Update on Haroun: I still really love the book. Chapters 5-7 started establishing the motif of opposites that is especially present on Kahani, which I’ll get into later when talking about the discussion from this week. My first impressions are still pretty valid, as the book is continuing to be amazingly detailed as well as magical and fun. Some new thoughts that have been coming up all deal with the hidden meanings behind characters and places, as the detail in the story almost has some sort of second layer to it. Characters will appear one way before becoming the opposite, and anything small someone says could be important later on. This was really prominent in our discussion as well, as my class went into a huge tangent on Blabbermouth’s support for feminism.
An area of meta-analysis I’ve been finding a lot of annotations for is Language and its Meaning. Salman Rushdie definitely lets the language he uses in his book tell the story for him, and an annotation I made in my book questioned why he would name the Gups and Chups the way he did. I know both words have meanings that correlate to their citizens’ behaviors, but I was wondering about an observation my teacher made. Gup has a short u sound, which I thought sounded like the u sound in sun, and Chup has a long u sound, which my teacher made a note sounds like the oo sound in moon. I thought this was really interesting, as the u sound in both words relates to the setting of the two sides of Kahani. Gup is always light and always has sun, while Chup is dark and has everlasting nighttime when the moon is out. I thought it was funny how words from a different language can still have a connection to English words, and I wonder if Rushdie thought of this while using them. I think this level of analysis, especially in this section, is really interesting because looking into why Rushdie chose the language he did could help explain the story of Haroun even further.
About my lens of the Hero’s Journey, it’s really obvious that Haroun follows the patterns of the Hero’s Journey. In our discussion it was brought up that there wasn’t many patterns in the book, but personally I see many. The Hero’s Journey is a pattern in itself as it connects this story to the thousands of others that follow it, and the motif of opposites is definitely a pattern in Haroun. I feel like following the Hero’s Journey is a trait of children’s books as well as other genres, but it could be used to support the idea that Haroun is a children’s story.

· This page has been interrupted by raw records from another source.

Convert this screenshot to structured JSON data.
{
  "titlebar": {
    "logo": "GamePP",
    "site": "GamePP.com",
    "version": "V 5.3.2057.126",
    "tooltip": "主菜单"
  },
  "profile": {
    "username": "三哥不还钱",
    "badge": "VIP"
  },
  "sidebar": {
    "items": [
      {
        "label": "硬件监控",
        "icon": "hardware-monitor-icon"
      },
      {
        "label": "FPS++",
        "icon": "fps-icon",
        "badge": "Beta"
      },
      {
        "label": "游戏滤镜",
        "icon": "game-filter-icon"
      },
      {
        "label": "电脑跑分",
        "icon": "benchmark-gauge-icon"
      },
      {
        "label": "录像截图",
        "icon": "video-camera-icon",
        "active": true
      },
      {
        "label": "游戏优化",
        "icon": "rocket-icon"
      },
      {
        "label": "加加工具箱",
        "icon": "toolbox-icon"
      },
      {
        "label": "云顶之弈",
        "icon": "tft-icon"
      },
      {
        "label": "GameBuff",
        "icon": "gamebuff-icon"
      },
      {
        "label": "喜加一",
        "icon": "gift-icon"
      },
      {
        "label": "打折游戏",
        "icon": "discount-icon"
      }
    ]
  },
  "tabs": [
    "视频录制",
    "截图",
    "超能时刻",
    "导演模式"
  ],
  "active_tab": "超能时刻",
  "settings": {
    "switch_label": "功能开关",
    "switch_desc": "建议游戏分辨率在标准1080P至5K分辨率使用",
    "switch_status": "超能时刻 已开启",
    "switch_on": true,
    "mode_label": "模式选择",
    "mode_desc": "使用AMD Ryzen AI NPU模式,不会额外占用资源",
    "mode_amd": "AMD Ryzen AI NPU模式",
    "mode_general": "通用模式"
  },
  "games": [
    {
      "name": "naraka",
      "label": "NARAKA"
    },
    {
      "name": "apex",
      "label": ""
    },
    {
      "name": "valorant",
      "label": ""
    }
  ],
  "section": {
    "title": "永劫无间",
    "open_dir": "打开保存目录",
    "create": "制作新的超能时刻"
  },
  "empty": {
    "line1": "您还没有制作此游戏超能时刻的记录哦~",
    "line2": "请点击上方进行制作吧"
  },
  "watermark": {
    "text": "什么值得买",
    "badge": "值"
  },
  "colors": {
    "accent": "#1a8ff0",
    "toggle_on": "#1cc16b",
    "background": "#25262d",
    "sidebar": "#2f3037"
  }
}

My understanding of the book under this lens is good because while I’m a lot more interested in the allusion side of everything, this lens provides a pattern to help define the book by, which can keep its crazy events in a clear order. Something that was so obvious to me when I was making annotations is Blabbermouth appearing and turning out to be a girl. This was Haroun’s “meeting with the goddess,” and I’m curious to see how she helps him throughout the book. Here’s an article describing what the Hero’s Journey is.
Finally, the points brought up in our discussion were really interesting, and included opposites, the yin-yang symbol, and prejudices. One thing I though was crazily mind-blowing was the connection someone made that the Gups and Chups were two sides of the yin-yang symbol. I loved this because if anyone knows the yin-yang symbol, it has little dots of the opposite color within each half. I don’t want to assume that the Gups are good and the Chups are evil, but the dots were eye-opening to me as it shows how there is a little similarity and connection between the two sides hidden within both the Gups and Chups. The Gups need to have a little dark, while the Chups need to have a little light, which i know I’ll be talking about in the next reflection. About prejudices, we also talked about how many of the characters Rushdie creates are opposite of what they should be, for example Prince Bolo and Princess Batcheat. Batcheat is made to appear ugly and definitely not perfect, which goes against your stereotypical princess, while Prince Bolo is very cowardly and annoying, which isn’t anyone’s idea of a good Prince Charming. I really can’t stop talking about opposites, but this book is really just a story contradicting itself through and through.